1. I’d like to discuss 2 digital platforms, Facebook and Google Classroom. Both have their limitations in regards to scholarly work, but both provide unique collaborative opportunities inside and outside the context of a class.
Facebook is the only social media platform I frequent, and while I periodically lament the hours I spend aimlessly scrolling, I’ve come to realize that, through the culling and collating of my own preferences over time, my feed has become largely a content aggregator for articles surrounding teaching, education policy, race/class/gender, public policy, and politics. Over time, I’ve opened, responded to, and liked many links posted by a small number of friends relating to these issues that are important to me, and so, because these handful of people are actively reading and posting things everyday, these types of linked articles are my main interface with Facebook (with the occasional cat picture, hah). I’m not visiting the New York Times homepage or reading NCTE or MLA journals with any regularity, so Facebook has become my primary source of news and professional, personal development. As a member of one or two private groups and group message chains, I think Facebook can also be an informal place for like-minded individuals to share and receive feedback (in varying degrees of depth) on scholarly work discovered, created, or in the process of being created. An English cohort member at LMU and published poet uses group messages to share new poems and get feedback, and I think something similar could work among academic working on research as well.
Google Classroom is a tool I mostly use as a basic class blog upon which I can post and collect homework as well as share resources, handouts, and notes from class. However, I’ve heard about several colleagues at my school using it in more innovative, intriguing ways to engage students. One teacher posts discussion questions to students on the ‘feed’ in class, which he projects onto the wall. Students discuss prompts with their partner and then posts their response (and often questions related to the reading) to the discussion thread, which then becomes visible to the whole class. The teacher can then choose questions from the thread, and students can see the ideas and questions that are most common among their peers, making connections and also giving them the sense that they weren’t alone in their opinions or confusion regarding a text. Another teacher does this open forum before class, similar to the way these blog posts function for this class. She gives students the option to both generate and respond to posts on the first run, which, for many of her senior students in their first honors class, allows them to observe the level of discourse and learn from the model provided by other student’s responses regarding symbolism, literary analysis, etc. This teacher mentioned that the Classroom has a very user-friendly mobile platform, so when she posts both pdfs and the prompt there, she finds better student engagement because students can do their reading, check over the discussion threads, and even add their comments while waiting for the bus, in their carpools, after soccer practice, etc. For this teacher, these threads have guided the course of her instruction and in-class discussion the next day, just as they have in this class.

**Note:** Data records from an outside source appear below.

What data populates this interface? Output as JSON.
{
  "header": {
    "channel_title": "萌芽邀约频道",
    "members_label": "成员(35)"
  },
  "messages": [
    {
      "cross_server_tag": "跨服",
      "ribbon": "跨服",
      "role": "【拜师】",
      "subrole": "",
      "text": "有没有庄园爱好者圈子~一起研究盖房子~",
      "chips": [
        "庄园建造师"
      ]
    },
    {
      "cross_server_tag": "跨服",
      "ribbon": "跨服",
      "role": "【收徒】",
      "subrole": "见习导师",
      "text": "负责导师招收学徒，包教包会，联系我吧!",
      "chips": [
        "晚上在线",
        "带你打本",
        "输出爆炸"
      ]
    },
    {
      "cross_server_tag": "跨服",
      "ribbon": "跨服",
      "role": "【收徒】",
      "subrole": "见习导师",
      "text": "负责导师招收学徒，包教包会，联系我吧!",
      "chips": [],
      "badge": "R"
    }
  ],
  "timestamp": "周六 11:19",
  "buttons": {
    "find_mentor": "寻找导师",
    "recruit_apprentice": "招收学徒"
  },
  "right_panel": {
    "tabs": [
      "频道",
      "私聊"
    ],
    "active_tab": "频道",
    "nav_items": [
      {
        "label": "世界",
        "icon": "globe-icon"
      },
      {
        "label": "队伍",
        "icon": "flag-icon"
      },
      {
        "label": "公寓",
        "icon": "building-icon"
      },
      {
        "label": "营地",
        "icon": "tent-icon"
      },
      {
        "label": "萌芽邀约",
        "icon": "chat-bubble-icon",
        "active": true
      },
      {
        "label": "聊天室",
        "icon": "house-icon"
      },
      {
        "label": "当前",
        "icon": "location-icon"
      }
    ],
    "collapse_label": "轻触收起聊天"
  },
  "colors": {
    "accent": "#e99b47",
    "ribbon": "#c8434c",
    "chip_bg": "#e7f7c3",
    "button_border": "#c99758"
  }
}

2. I found the syllabus and resources for several of course that took place at HILT, especially the De/Post/Colonial Digital Humanities Course, to be quite helpful as jumping off points for more scholarship in the various hybrid fields this class in particular covers, largely dealing with the intersection of digital spaces and postcolonial discourse. The syllabus provides many examples of other digital archives for students to peruse, providing many examples for us to observe strengths and limitations of the medium and how we can improve on these models for our own archive. I also really enjoyed a link to an article in the Digital Pedagogy Lab by Jesse Stommel called “The Twitter Essay,” focusing on a great activity that allows students in a first year writing/rhetorical arts course to both sharpen and condense argument with precise language, but also remove the stigma of ‘text talk’ and twitter syntax as uncouth or immoral forms of discourse. Since I’m still struggling to navigate twitter’s interface, the curated slides of Lee Skallerup’s Storify of the conference was very helpful for me, a ‘cheat sheet’ to navigate the overall structure of the conference and choose the examples and links that looked most interesting to me.
3. My Best Sources on Digital Humanities Pedagogy – I culled almost all of mine from one issue of CEA Critic dedicated to DH pedagogy and a book of essays called Digital Humanities Pedagogy: Practices, Principles. The items with asterisks were ones I didn’t get a chance to read but still want to.

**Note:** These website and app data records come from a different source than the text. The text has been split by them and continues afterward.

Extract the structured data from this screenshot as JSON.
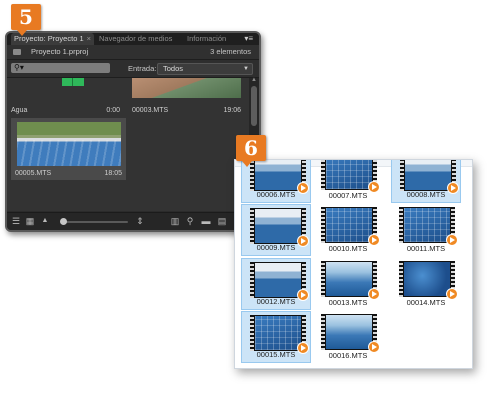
{
  "steps": {
    "first": "5",
    "second": "6"
  },
  "premiere": {
    "tabs": {
      "project": "Proyecto: Proyecto 1",
      "media_browser": "Navegador de medios",
      "info": "Información"
    },
    "panel_menu": "▾≡",
    "project_file": "Proyecto 1.prproj",
    "item_count": "3 elementos",
    "search_glyph": "⚲▾",
    "entrada_label": "Entrada:",
    "entrada_value": "Todos",
    "clips": [
      {
        "name": "Agua",
        "duration": "0:00"
      },
      {
        "name": "00003.MTS",
        "duration": "19:06"
      },
      {
        "name": "00005.MTS",
        "duration": "18:05"
      }
    ]
  },
  "explorer": {
    "files": [
      {
        "name": "00006.MTS",
        "selected": true
      },
      {
        "name": "00007.MTS",
        "selected": false
      },
      {
        "name": "00008.MTS",
        "selected": true
      },
      {
        "name": "00009.MTS",
        "selected": true
      },
      {
        "name": "00010.MTS",
        "selected": false
      },
      {
        "name": "00011.MTS",
        "selected": false
      },
      {
        "name": "00012.MTS",
        "selected": true
      },
      {
        "name": "00013.MTS",
        "selected": false
      },
      {
        "name": "00014.MTS",
        "selected": false
      },
      {
        "name": "00015.MTS",
        "selected": true
      },
      {
        "name": "00016.MTS",
        "selected": false
      }
    ]
  },
  "colors": {
    "accent": "#e87a22",
    "panel_bg": "#2b2b2b",
    "selection": "#cce4f7"
  }
}
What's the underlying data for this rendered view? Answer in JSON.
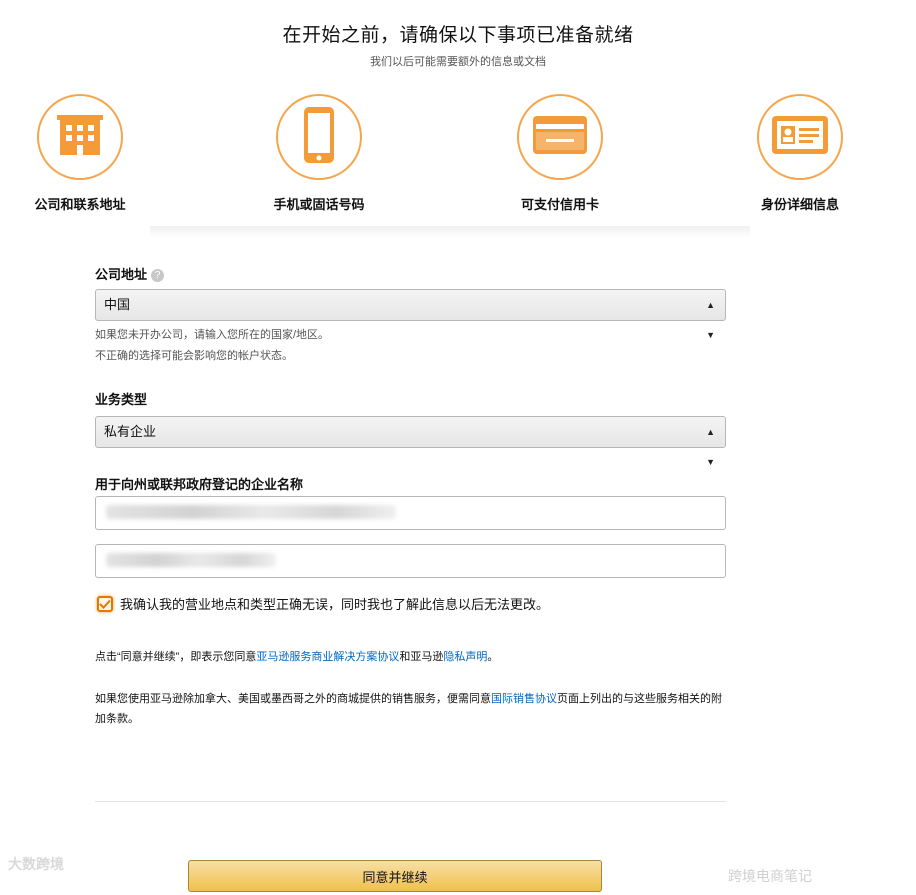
{
  "header": {
    "title": "在开始之前，请确保以下事项已准备就绪",
    "subtitle": "我们以后可能需要额外的信息或文档"
  },
  "steps": [
    {
      "label": "公司和联系地址",
      "icon": "building-icon"
    },
    {
      "label": "手机或固话号码",
      "icon": "phone-icon"
    },
    {
      "label": "可支付信用卡",
      "icon": "credit-card-icon"
    },
    {
      "label": "身份详细信息",
      "icon": "id-card-icon"
    }
  ],
  "form": {
    "company_address": {
      "label": "公司地址",
      "value": "中国",
      "note_line1": "如果您未开办公司，请输入您所在的国家/地区。",
      "note_line2": "不正确的选择可能会影响您的帐户状态。"
    },
    "business_type": {
      "label": "业务类型",
      "value": "私有企业"
    },
    "business_name": {
      "label": "用于向州或联邦政府登记的企业名称"
    },
    "confirm": {
      "checked": true,
      "text": "我确认我的营业地点和类型正确无误，同时我也了解此信息以后无法更改。"
    }
  },
  "agreement": {
    "prefix": "点击“同意并继续”，即表示您同意",
    "link1": "亚马逊服务商业解决方案协议",
    "middle": "和亚马逊",
    "link2": "隐私声明",
    "suffix": "。"
  },
  "intl": {
    "prefix": "如果您使用亚马逊除加拿大、美国或墨西哥之外的商城提供的销售服务，便需同意",
    "link": "国际销售协议",
    "suffix": "页面上列出的与这些服务相关的附加条款。"
  },
  "submit_button": "同意并继续",
  "watermark": {
    "left": "大数跨境",
    "right": "跨境电商笔记"
  },
  "colors": {
    "accent": "#f4a64b",
    "icon_fill": "#f29b38",
    "link": "#0066c0",
    "button": "#f0c14b"
  }
}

CEA Critic (Vol. 76, Number 2)
Making the Leap: Incorporating Digital Humanities into the English Classroom– Ann R. Hawkins
Introducing Digital Humanities Pedagogy – Luke A. Iantorno
Listening in on the Conversations: An Overview of Digital Humanities Pedagogy – E Leigh Bonds
Teaching Attentive Reading and Motivated Writing through Digital Editing – Amanda Gailey **
From Text to Tags: The Digital Humanities in an Introductory Literature Course – Sarah H. Ficke
Digital Humanities Pedagogy: Hitting the Wall and Bouncing Back – Maura Ives
Digital Humanities Pedagogy: Practices, Principles
Digital Humanities and the First Year Writing Course – Olin Bjork
Teaching Digital Skills in an Archives and Public History Curriculum – Peter J. Wash, Cathy Moran Hajo, Esther Katz **
Teaching Skills or Teaching Methodology? – Simon Mahoney and Elena Pierazzo **
Pedagogical Principles of Digital Historiography – Joshua Sternfeld **